The last verse of Śikṣāṣṭaka comes to mind here, too – if breaking our hearts is what pleases Kṛṣṇa at the moment than we ought to assist Him in this endeavor, and not just ought to but offer our services with enthusiasm. Lord Caitanya displayed the highest levels of bhakti, conjugal love in separation, so if we find similar attitudes in saṅkīrtana then it’s another argument for it to be the rasa of the highest caliber.
The argument can be made here that initial contact with Kṛṣṇa consciousness can be intoxicating but it eventually wears off. Shouldn’t we seek more mature displays of devotion than chasing those first impressions? This can be answered in two ways. First is that this initial contact is made in innocence and simplicity. It’s not inferior in any way, it’s just that with passing of time this initial simplicity and implicit faith gets lost and replaced by elaborate speculative constructions that make us into guarantors of devotion – we do things and learn things and deserve positions on devotional ladder. This contaminating attitude is absent on the initial stages where everything is seen as Kṛṣṇa’s grace.
Secondly, it’s not just tiny jīvas little highs that we are after. Kṛṣṇa experience the pleasure of reunion with the lost souls, too. It’s His pleasure that we should be seeking out first and foremost when serving the saṅkīrtana mission.
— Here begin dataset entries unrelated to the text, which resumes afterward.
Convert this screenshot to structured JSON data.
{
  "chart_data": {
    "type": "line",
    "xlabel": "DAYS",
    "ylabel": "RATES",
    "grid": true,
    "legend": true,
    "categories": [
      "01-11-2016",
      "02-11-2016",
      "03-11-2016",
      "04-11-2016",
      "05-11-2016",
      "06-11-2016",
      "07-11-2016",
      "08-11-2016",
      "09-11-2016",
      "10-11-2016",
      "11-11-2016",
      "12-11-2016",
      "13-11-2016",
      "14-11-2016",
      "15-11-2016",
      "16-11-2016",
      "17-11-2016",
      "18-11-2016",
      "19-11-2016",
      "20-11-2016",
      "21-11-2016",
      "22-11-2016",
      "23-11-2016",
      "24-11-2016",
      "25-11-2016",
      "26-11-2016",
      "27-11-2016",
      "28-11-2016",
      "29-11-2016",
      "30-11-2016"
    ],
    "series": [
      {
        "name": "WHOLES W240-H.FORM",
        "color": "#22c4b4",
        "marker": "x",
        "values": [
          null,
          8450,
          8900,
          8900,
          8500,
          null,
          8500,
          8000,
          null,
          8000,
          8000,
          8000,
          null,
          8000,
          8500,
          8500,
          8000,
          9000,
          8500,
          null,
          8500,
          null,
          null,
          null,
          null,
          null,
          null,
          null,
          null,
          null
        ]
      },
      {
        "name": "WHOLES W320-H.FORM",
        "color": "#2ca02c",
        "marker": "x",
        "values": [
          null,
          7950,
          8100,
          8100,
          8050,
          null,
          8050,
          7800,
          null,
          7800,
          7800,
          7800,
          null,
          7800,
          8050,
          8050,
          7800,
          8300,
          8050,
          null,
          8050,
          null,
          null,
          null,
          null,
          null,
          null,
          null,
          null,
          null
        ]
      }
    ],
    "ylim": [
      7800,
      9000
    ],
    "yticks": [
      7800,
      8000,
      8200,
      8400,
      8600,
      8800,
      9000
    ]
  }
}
Beginners ecstasy will gradually fade away and get covered by ignorance but Kṛṣṇa’s bliss won’t. One could see saṅkīrtana as making people happy and being pleased with it but one could also see saṅkīrtana as pleasing to the Lord and it’s in this second aspect of it that there’s no limit to the possible ānanda. It’s this ānanda that gets increased at every step – Kṛṣṇa’s ānanda, not ours.
The argument can also be made that we engage in saṅkīrtana on the orders of our guru and if that’s all that drives us then it’s dāsya rasa at best. Fair enough – not everybody gets to taste the bliss of book distribution, most fail miserably. In this case we need to persevere despite the failings and carry out our guru’s orders regardless. We might not qualify for the ultimate bliss this way but we WILL learn to appreciate the taste of selfless service which can raise us to brahma-bhūta platform. One can’t engage in bhakti until one reaches that level anyway, if we are not there yet we have little hope of appreciating saṅkīrtana in full.
Or, perhaps, Lord Caitanya’s saṅkīrtana is pūrna-amṛta and includes both dāsya and madhurya rasas as I argued here, and probably more. One thing is certain – He has given it to us and therefore we all are eligible to partake. It’s only out of foolishness and ignorance that we choose to pursue any other types of service for which we might never get the blessings. I mostly mean those into high end literature but those who settle on deity worship or management, too. Even though these are legitimate engagements but if they exclude saṅkīrtana they will not be fruitful.